Disappointment is a regularly accepted experience. Don't we easily say, "I was disappointed that she didn't call"? Or "I was disappointed when the delivery man didn't show up"? It could be a zillion things that happen each day. And we feel totally comfortable and justified in feeling this way. After all, we expected a certain behavior or a certain response. What's wrong with feeling disappointed?

Disappointment is defined as, "the feeling of dissatisfaction that follows the failure of expectations or hopes to manifest" (Wikipedia).

So it would seem that we've set our heart on something. We've committed our heart to someone or something expecting them/it to work or come through for us or fulfill something. We're depending upon something to meet a need or make us feel a certain way. And so when it doesn't happen, it seems acceptable, even expected, that we feel disappointment. And very often that disappointment becomes bitterness, resentment, and anger.

It's almost like we've given away our heart. We've said, in effect, to that person or thing, "Here! Here's my heart. You must come through for me, otherwise I will feel: (pick one/many) worthless, ignored, embarrassed, abandoned. And that means I can get angry or withdraw in order to protect my heart."

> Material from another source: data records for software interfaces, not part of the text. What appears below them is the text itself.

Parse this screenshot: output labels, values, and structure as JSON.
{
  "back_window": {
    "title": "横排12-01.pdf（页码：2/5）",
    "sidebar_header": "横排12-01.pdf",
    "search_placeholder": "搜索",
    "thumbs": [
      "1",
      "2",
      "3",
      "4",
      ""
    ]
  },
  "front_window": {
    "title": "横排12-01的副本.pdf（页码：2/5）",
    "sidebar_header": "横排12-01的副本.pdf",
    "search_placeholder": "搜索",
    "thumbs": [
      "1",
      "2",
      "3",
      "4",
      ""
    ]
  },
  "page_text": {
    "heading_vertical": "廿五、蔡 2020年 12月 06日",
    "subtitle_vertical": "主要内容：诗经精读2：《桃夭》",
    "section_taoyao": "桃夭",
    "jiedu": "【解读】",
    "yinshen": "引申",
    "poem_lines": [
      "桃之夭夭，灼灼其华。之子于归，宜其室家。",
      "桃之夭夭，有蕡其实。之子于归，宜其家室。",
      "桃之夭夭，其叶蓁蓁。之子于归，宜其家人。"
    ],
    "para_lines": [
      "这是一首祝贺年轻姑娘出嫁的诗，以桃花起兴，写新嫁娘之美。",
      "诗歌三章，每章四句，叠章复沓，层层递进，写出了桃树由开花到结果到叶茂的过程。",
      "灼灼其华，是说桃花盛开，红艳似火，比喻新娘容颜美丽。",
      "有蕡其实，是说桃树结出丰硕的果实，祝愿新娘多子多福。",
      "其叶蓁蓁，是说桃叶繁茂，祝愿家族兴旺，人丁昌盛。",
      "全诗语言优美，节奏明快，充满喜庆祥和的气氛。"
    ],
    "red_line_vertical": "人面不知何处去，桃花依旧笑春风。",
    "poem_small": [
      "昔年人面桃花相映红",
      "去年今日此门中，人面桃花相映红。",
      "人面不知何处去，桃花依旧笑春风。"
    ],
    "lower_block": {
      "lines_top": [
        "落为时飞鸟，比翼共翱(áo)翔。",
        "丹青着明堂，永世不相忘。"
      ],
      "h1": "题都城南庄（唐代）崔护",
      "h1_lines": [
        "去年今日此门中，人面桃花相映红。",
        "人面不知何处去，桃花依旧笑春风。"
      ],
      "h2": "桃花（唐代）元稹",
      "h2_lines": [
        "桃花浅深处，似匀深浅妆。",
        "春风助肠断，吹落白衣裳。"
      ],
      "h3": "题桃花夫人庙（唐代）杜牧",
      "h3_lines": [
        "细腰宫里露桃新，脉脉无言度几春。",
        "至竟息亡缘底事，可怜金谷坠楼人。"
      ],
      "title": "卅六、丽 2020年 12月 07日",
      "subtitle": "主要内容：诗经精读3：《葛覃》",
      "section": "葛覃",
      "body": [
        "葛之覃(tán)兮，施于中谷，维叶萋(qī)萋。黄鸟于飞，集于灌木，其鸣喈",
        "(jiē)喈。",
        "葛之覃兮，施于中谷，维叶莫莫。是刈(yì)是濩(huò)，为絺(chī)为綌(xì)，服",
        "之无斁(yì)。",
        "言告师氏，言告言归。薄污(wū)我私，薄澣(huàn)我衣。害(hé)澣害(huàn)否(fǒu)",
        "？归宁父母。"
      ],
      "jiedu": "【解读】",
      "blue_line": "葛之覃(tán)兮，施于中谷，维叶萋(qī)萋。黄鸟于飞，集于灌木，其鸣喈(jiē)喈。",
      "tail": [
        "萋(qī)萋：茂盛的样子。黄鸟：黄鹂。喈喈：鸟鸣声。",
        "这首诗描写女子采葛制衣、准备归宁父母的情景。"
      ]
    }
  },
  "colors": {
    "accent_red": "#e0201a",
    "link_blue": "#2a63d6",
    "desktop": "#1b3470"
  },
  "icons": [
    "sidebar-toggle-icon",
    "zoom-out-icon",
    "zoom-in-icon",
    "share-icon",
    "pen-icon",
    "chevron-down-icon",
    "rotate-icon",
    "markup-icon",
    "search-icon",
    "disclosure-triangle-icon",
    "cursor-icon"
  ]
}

It would seem that we've made them a kind of god with power over us. We're no longer in control of our reaction; we've handed control over to that other entity. I'm not choosing God's perspective of me; I'm at the control of another. They are telling me who I am.

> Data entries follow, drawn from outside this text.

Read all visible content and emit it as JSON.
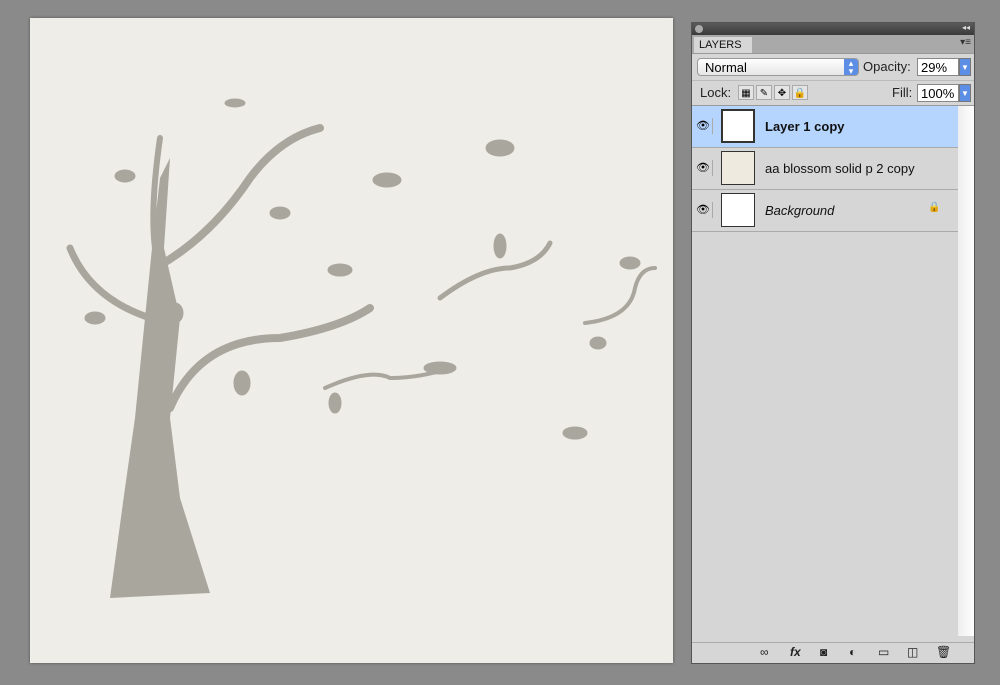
{
  "panel": {
    "tab": "LAYERS",
    "blend_mode": "Normal",
    "opacity_label": "Opacity:",
    "opacity": "29%",
    "lock_label": "Lock:",
    "fill_label": "Fill:",
    "fill": "100%"
  },
  "layers": [
    {
      "name": "Layer 1 copy",
      "selected": true,
      "visible": true,
      "locked": false
    },
    {
      "name": "aa blossom solid p 2 copy",
      "selected": false,
      "visible": true,
      "locked": false
    },
    {
      "name": "Background",
      "selected": false,
      "visible": true,
      "locked": true
    }
  ],
  "bottom_icons": [
    "link-icon",
    "fx-icon",
    "mask-icon",
    "adjustment-icon",
    "folder-icon",
    "new-layer-icon",
    "trash-icon"
  ],
  "colors": {
    "selection": "#b5d5fe",
    "accent": "#5c8ee6",
    "silhouette": "#a9a69e"
  }
}
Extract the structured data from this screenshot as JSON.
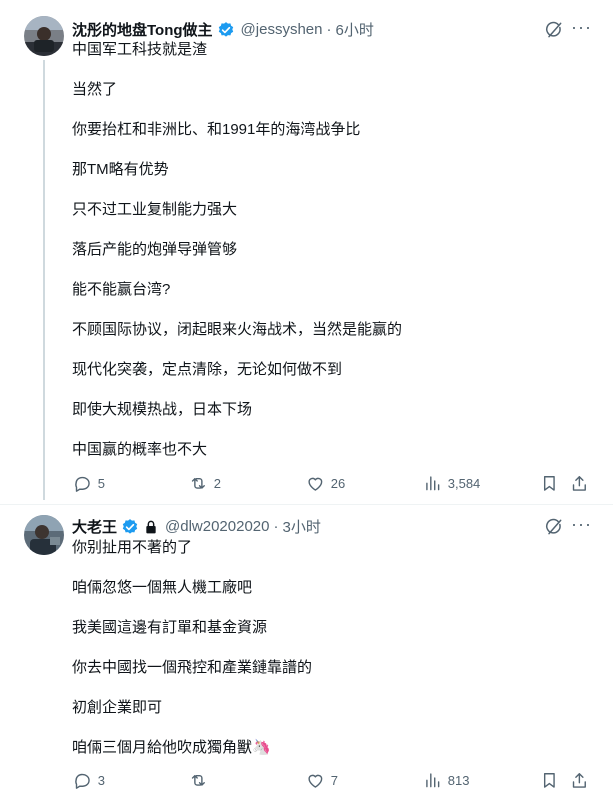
{
  "tweets": [
    {
      "author_name": "沈彤的地盘Tong做主",
      "handle": "@jessyshen",
      "dot": "·",
      "time": "6小时",
      "verified": true,
      "paragraphs": [
        "中国军工科技就是渣",
        "当然了",
        "你要抬杠和非洲比、和1991年的海湾战争比",
        "那TM略有优势",
        "只不过工业复制能力强大",
        "落后产能的炮弹导弹管够",
        "能不能赢台湾?",
        "不顾国际协议，闭起眼来火海战术，当然是能赢的",
        "现代化突袭，定点清除，无论如何做不到",
        "即使大规模热战，日本下场",
        "中国赢的概率也不大"
      ],
      "stats": {
        "replies": "5",
        "retweets": "2",
        "likes": "26",
        "views": "3,584"
      }
    },
    {
      "author_name": "大老王",
      "handle": "@dlw20202020",
      "dot": "·",
      "time": "3小时",
      "verified": true,
      "protected": true,
      "paragraphs": [
        "你别扯用不著的了",
        "咱倆忽悠一個無人機工廠吧",
        "我美國這邊有訂單和基金資源",
        "你去中國找一個飛控和產業鏈靠譜的",
        "初創企業即可",
        "咱倆三個月給他吹成獨角獸🦄"
      ],
      "stats": {
        "replies": "3",
        "retweets": "",
        "likes": "7",
        "views": "813"
      }
    }
  ],
  "colors": {
    "verified": "#1d9bf0",
    "muted": "#536471",
    "text": "#0f1419",
    "thread_line": "#cfd9de"
  },
  "icons": [
    "grok-icon",
    "more-icon",
    "reply-icon",
    "retweet-icon",
    "like-icon",
    "views-icon",
    "bookmark-icon",
    "share-icon",
    "verified-badge-icon",
    "lock-icon"
  ]
}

But wonder if we had a heart change?

Look at Jesus's perspective:

"But Jesus did not commit Himself unto them, because He knew all men, and needed not that any should testify of man, for He knew what was in man" (John 2:24-25 KJ21).

Barnes Notes On The Bible makes this comment: "The word translated 'commit' here is the same which in John 2:23 is translated 'believed.' It means to put 'trust' or 'confidence in.' Jesus did not put 'trust' or 'reliance' in them. He did not leave himself in their hands."

Although these verses are primarily talking about Jesus's physical being, it's obvious from reading the Gospel accounts that Jesus didn't depend upon anyone to define Him or to label Him. They tried to define and label Him but He didn't receive it. He knew who He was and nothing would sway that.

Also, Jesus was never disappointed by men! He had realistic expectations of men. "He knew all men." He knew men would fail Him; only His Father would never fail Him. He kept his expectations solely based on the Father; never people.

You and I somehow think people are never going to fail us. We think they are capable of being all we need and want. And then we're shocked they didn't live up to our expectations. No wonder we're disappointed.

Now granted, the word "disappointed" can mean something objective. I can say "I was disappointed" and it can mean, "my expectations weren't met but it doesn't bother me. I'm just saying something didn't come through." I suppose that's possible but only when we somehow resist to "commit" our heart to our expectation. And that's awfully hard to do.

Think of the last time you felt disappointed. Examine what happened in light of Jesus's example of not putting His heart into the hands of others. Would you have been disappointed if you had held your expectation lightly, knowing "what was in men"?

What do you think? Is it possible or advisable to not expect and not become disappointed? Should that be a goal? How do you think you can expect something yet not be bothered when it doesn't happen? Let me know what you think.

No comments:

Post a Comment